Just below the $1 billion threshold, General Electric (GE) said in November it would pay $915 million for ServiceMax, which provides cloud support for field technicians. Investors included GE Capital, PTC (PTC) , Meritech Capital, Kleiner Perkins Caufield & Byers, (CRM) and others.

Non-tech money has come from China as well.

Chinese real estate and movie theater operator Dalian Wanda Group targeted highly valued private media companies in 2016. Dalian Wanda said in November that it would pay $1 billion for Dick Clark Productions, which produces the Golden Globe Awards, American Music Awards and Billboard Music Awards. In January, the company spent $3.5 billion to buy Jurassic World studio Legendary Entertainment.
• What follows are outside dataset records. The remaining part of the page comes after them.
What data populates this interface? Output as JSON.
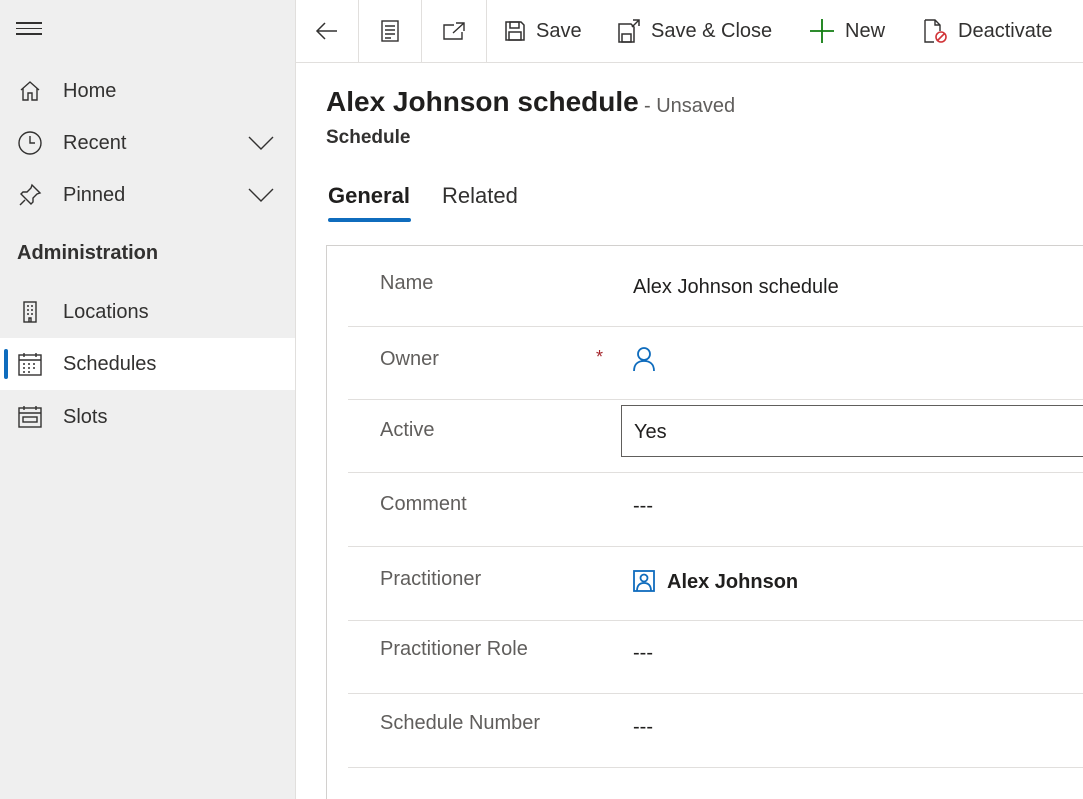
{
  "nav": {
    "items": [
      {
        "label": "Home",
        "icon": "home-icon"
      },
      {
        "label": "Recent",
        "icon": "clock-icon"
      },
      {
        "label": "Pinned",
        "icon": "pin-icon"
      }
    ],
    "section_title": "Administration",
    "section_items": [
      {
        "label": "Locations",
        "icon": "building-icon"
      },
      {
        "label": "Schedules",
        "icon": "calendar-icon",
        "selected": true
      },
      {
        "label": "Slots",
        "icon": "slots-icon"
      }
    ]
  },
  "commandbar": {
    "save": "Save",
    "save_close": "Save & Close",
    "new": "New",
    "deactivate": "Deactivate"
  },
  "record": {
    "title": "Alex Johnson schedule",
    "status": "- Unsaved",
    "entity": "Schedule"
  },
  "tabs": [
    {
      "label": "General",
      "active": true
    },
    {
      "label": "Related",
      "active": false
    }
  ],
  "form": {
    "name_label": "Name",
    "name_value": "Alex Johnson schedule",
    "owner_label": "Owner",
    "owner_required": "*",
    "active_label": "Active",
    "active_value": "Yes",
    "comment_label": "Comment",
    "comment_value": "---",
    "practitioner_label": "Practitioner",
    "practitioner_value": "Alex Johnson",
    "practitioner_role_label": "Practitioner Role",
    "practitioner_role_value": "---",
    "schedule_number_label": "Schedule Number",
    "schedule_number_value": "---"
  },
  "colors": {
    "accent": "#0f6cbd",
    "required": "#a4262c",
    "new_icon": "#107c10",
    "deactivate_icon": "#d13438"
  }
}
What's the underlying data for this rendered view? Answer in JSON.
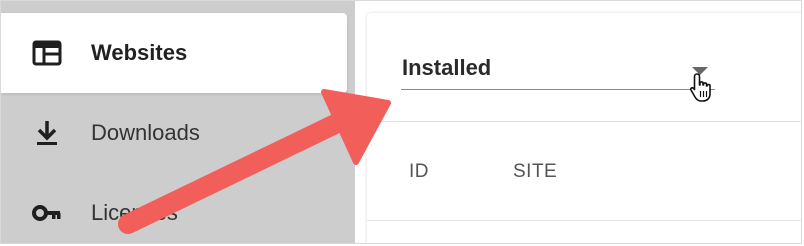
{
  "sidebar": {
    "items": [
      {
        "label": "Websites",
        "icon": "browser-window-icon",
        "active": true
      },
      {
        "label": "Downloads",
        "icon": "download-icon",
        "active": false
      },
      {
        "label": "Licenses",
        "icon": "key-icon",
        "active": false
      }
    ]
  },
  "main": {
    "filter": {
      "selected": "Installed"
    },
    "table": {
      "columns": [
        "ID",
        "SITE"
      ]
    }
  },
  "colors": {
    "sidebar_bg": "#cdcdcd",
    "active_bg": "#ffffff",
    "annotation_arrow": "#f25f5a",
    "text": "#333333"
  }
}
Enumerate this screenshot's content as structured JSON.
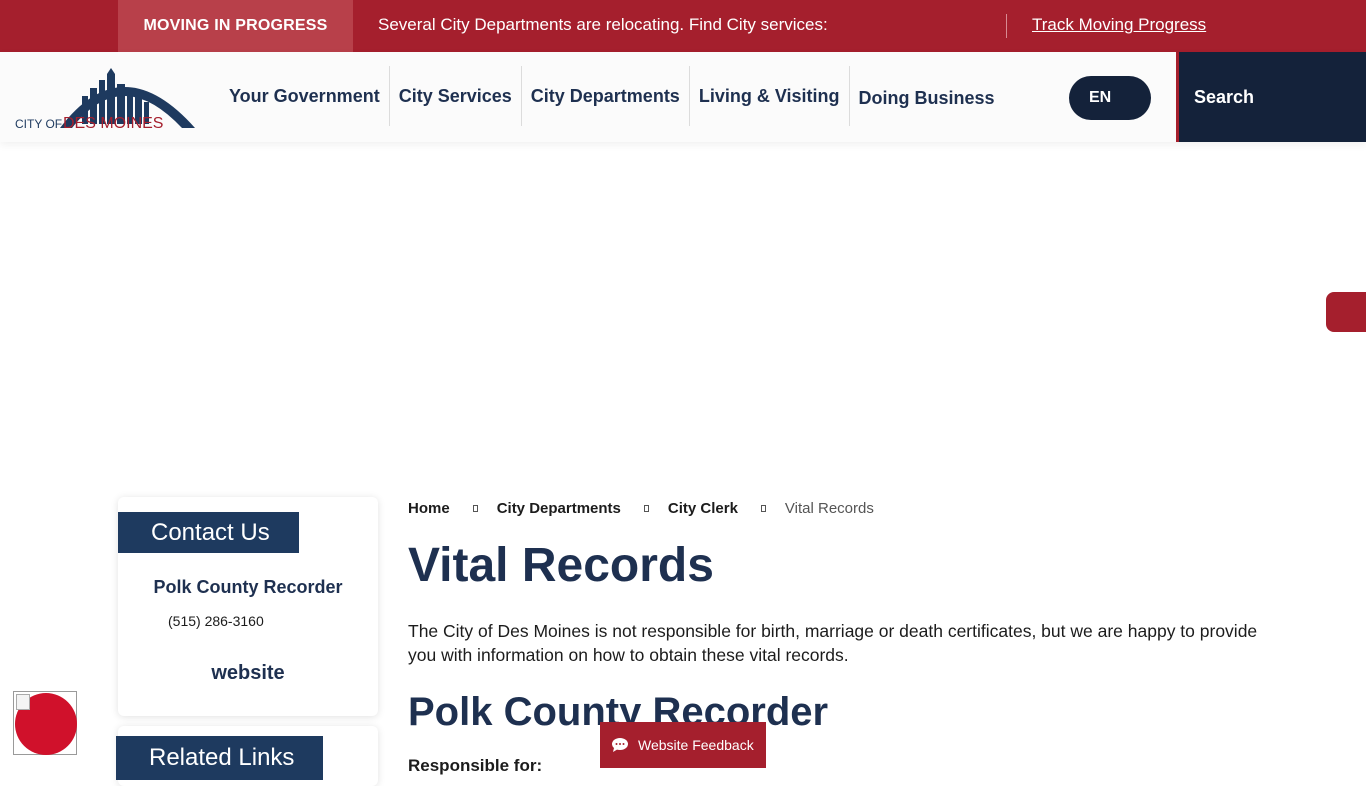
{
  "alert": {
    "tag": "MOVING IN PROGRESS",
    "message": "Several City Departments are relocating. Find City services:",
    "link": "Track Moving Progress"
  },
  "header": {
    "logo_text_small": "CITY OF",
    "logo_text_main": "DES MOINES",
    "nav": [
      {
        "label": "Your Government"
      },
      {
        "label": "City Services"
      },
      {
        "label": "City Departments"
      },
      {
        "label": "Living & Visiting"
      },
      {
        "label": "Doing Business"
      }
    ],
    "language": "EN",
    "search_label": "Search"
  },
  "sidebar": {
    "contact_heading": "Contact Us",
    "contact_name": "Polk County Recorder",
    "contact_phone": "(515) 286-3160",
    "contact_website": "website",
    "related_heading": "Related Links"
  },
  "breadcrumb": {
    "items": [
      "Home",
      "City Departments",
      "City Clerk"
    ],
    "current": "Vital Records"
  },
  "main": {
    "title": "Vital Records",
    "intro": "The City of Des Moines is not responsible for birth, marriage or death certificates, but we are happy to provide you with information on how to obtain these vital records.",
    "section_title": "Polk County Recorder",
    "responsible_label": "Responsible for:"
  },
  "feedback": {
    "label": "Website Feedback"
  },
  "colors": {
    "brand_red": "#a51f2d",
    "navy": "#14223a",
    "heading_blue": "#1e3050"
  }
}
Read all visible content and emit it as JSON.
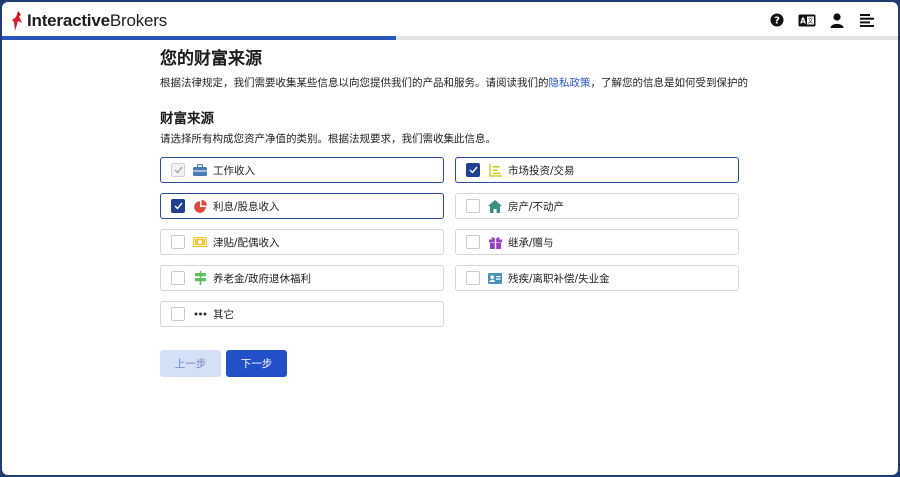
{
  "brand": {
    "bold": "Interactive",
    "regular": "Brokers"
  },
  "header": {
    "icons": [
      "help-icon",
      "language-icon",
      "user-icon",
      "menu-icon"
    ],
    "progress": 0.44
  },
  "page": {
    "title": "您的财富来源",
    "intro_before": "根据法律规定，我们需要收集某些信息以向您提供我们的产品和服务。请阅读我们的",
    "intro_link": "隐私政策",
    "intro_after": "，了解您的信息是如何受到保护的"
  },
  "section": {
    "title": "财富来源",
    "description": "请选择所有构成您资产净值的类别。根据法规要求，我们需收集此信息。"
  },
  "options": [
    {
      "label": "工作收入",
      "icon": "briefcase-icon",
      "state": "checked-disabled"
    },
    {
      "label": "市场投资/交易",
      "icon": "chart-icon",
      "state": "checked"
    },
    {
      "label": "利息/股息收入",
      "icon": "pie-chart-icon",
      "state": "checked"
    },
    {
      "label": "房产/不动产",
      "icon": "house-icon",
      "state": "unchecked"
    },
    {
      "label": "津贴/配偶收入",
      "icon": "money-icon",
      "state": "unchecked"
    },
    {
      "label": "继承/赠与",
      "icon": "gift-icon",
      "state": "unchecked"
    },
    {
      "label": "养老金/政府退休福利",
      "icon": "signpost-icon",
      "state": "unchecked"
    },
    {
      "label": "残疾/离职补偿/失业金",
      "icon": "id-card-icon",
      "state": "unchecked"
    },
    {
      "label": "其它",
      "icon": "more-icon",
      "state": "unchecked"
    }
  ],
  "buttons": {
    "prev": "上一步",
    "next": "下一步"
  },
  "colors": {
    "accent": "#2350c8",
    "frame": "#1f3d73",
    "link": "#2a57c9"
  }
}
Chinese private equity firm Orient Hontai Capital agreed in September to pay $1.4 billion for mobile ad startup AppLovin from investors, including Bright founder Eduardo Vivas, hedge fund manager John Burbank of Passport Capital; and Yahoo! Chairman Maynard Webb's Webb Investment Network.

For its part, private equity wasactive in the market for more mature, public software companies in 2016. Vista Equity Partners agreed to buy network management software developer Infoblox (BLOX) for $1.6 billion in September, and purchased marketing automation company Marketo (MKTO) for nearly $1.8 billion in August and event management software group Cvent (CVT) for $1.5 billion in November.

Meanwhile, Thoma Bravo bought healthcare IT company Imprivata (IMPR) for $544 million in September following the $2.8 billion purchase of data analysis and visualization company Qlik Technologies (QLIK) in August. And Accel-KKR LLC paid $509 million for spending management software company SciQuest (SQI) in July.